**Goal of the exercise**
Reproduce the records that follow exactly; any picture among them stays out.

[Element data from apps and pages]
· · · · · · ·

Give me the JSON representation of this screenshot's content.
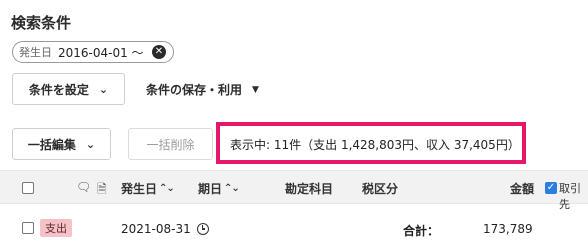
{
  "page": {
    "title": "検索条件"
  },
  "filter_chip": {
    "key": "発生日",
    "value": "2016-04-01 〜",
    "close_icon": "⊗"
  },
  "buttons": {
    "set_conditions": "条件を設定",
    "save_use": "条件の保存・利用",
    "bulk_edit": "一括編集",
    "bulk_delete": "一括削除"
  },
  "summary": {
    "text": "表示中: 11件（支出 1,428,803円、収入 37,405円）",
    "highlight_color": "#e5176a"
  },
  "table": {
    "headers": {
      "date": "発生日",
      "due": "期日",
      "account": "勘定科目",
      "tax": "税区分",
      "amount": "金額",
      "counterparty": "取引先"
    },
    "icons": [
      "comment-icon",
      "document-icon"
    ],
    "rows": [
      {
        "type_badge": "支出",
        "date": "2021-08-31",
        "total_label": "合計：",
        "amount": "173,789"
      }
    ]
  }
}
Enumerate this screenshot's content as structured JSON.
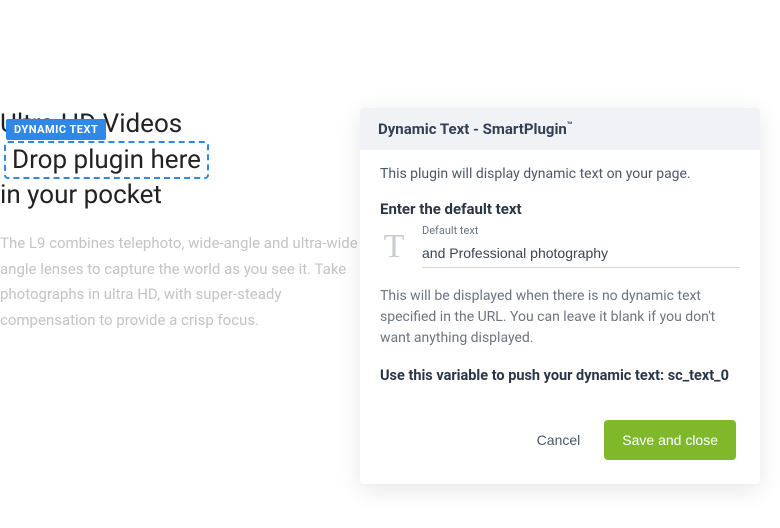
{
  "page": {
    "headline_pre": "Ultra HD Videos",
    "plugin_badge": "DYNAMIC TEXT",
    "plugin_placeholder_text": "Drop plugin here",
    "headline_post": "in your pocket",
    "body": "The L9 combines telephoto, wide-angle and ultra-wide angle lenses to capture the world as you see it. Take photographs in ultra HD, with super-steady compensation to provide a crisp focus."
  },
  "panel": {
    "title_main": "Dynamic Text - SmartPlugin",
    "title_tm": "™",
    "description": "This plugin will display dynamic text on your page.",
    "section_label": "Enter the default text",
    "t_glyph": "T",
    "input_label": "Default text",
    "input_value": "and Professional photography",
    "help": "This will be displayed when there is no dynamic text specified in the URL. You can leave it blank if you don't want anything displayed.",
    "variable_prefix": "Use this variable to push your dynamic text: ",
    "variable_name": "sc_text_0",
    "cancel_label": "Cancel",
    "save_label": "Save and close"
  }
}
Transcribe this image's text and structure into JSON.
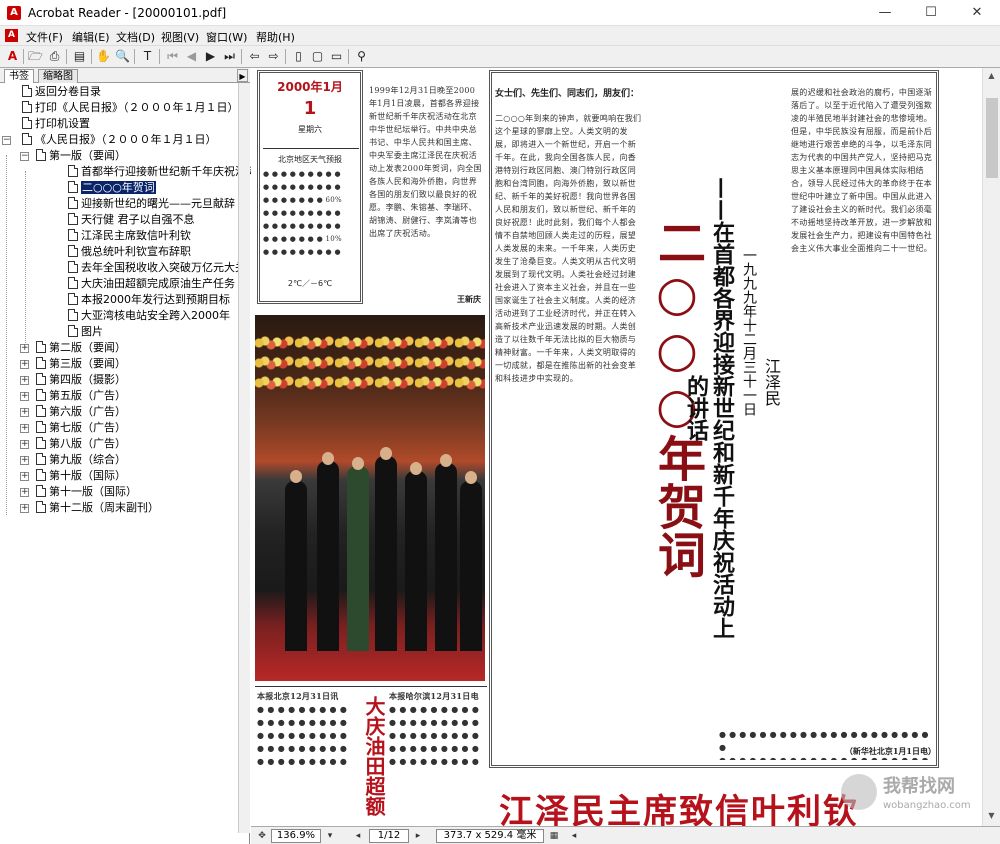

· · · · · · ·

**Answer**
Give me the JSON representation of this screenshot's content.
{
  "page": {
    "title": "検索条件"
  },
  "filter_chip": {
    "key": "発生日",
    "value": "2016-04-01 〜",
    "close_icon": "⊗"
  },
  "buttons": {
    "set_conditions": "条件を設定",
    "save_use": "条件の保存・利用",
    "bulk_edit": "一括編集",
    "bulk_delete": "一括削除"
  },
  "summary": {
    "text": "表示中: 11件（支出 1,428,803円、収入 37,405円）",
    "highlight_color": "#e5176a"
  },
  "table": {
    "headers": {
      "date": "発生日",
      "due": "期日",
      "account": "勘定科目",
      "tax": "税区分",
      "amount": "金額",
      "counterparty": "取引先"
    },
    "icons": [
      "comment-icon",
      "document-icon"
    ],
    "rows": [
      {
        "type_badge": "支出",
        "date": "2021-08-31",
        "total_label": "合計：",
        "amount": "173,789"
      }
    ]
  }
}
Enumerate this screenshot's content as structured JSON.
{
  "page": {
    "headline_pre": "Ultra HD Videos",
    "plugin_badge": "DYNAMIC TEXT",
    "plugin_placeholder_text": "Drop plugin here",
    "headline_post": "in your pocket",
    "body": "The L9 combines telephoto, wide-angle and ultra-wide angle lenses to capture the world as you see it. Take photographs in ultra HD, with super-steady compensation to provide a crisp focus."
  },
  "panel": {
    "title_main": "Dynamic Text - SmartPlugin",
    "title_tm": "™",
    "description": "This plugin will display dynamic text on your page.",
    "section_label": "Enter the default text",
    "t_glyph": "T",
    "input_label": "Default text",
    "input_value": "and Professional photography",
    "help": "This will be displayed when there is no dynamic text specified in the URL. You can leave it blank if you don't want anything displayed.",
    "variable_prefix": "Use this variable to push your dynamic text: ",
    "variable_name": "sc_text_0",
    "cancel_label": "Cancel",
    "save_label": "Save and close"
  }
}
Transcribe this image's text and structure into JSON.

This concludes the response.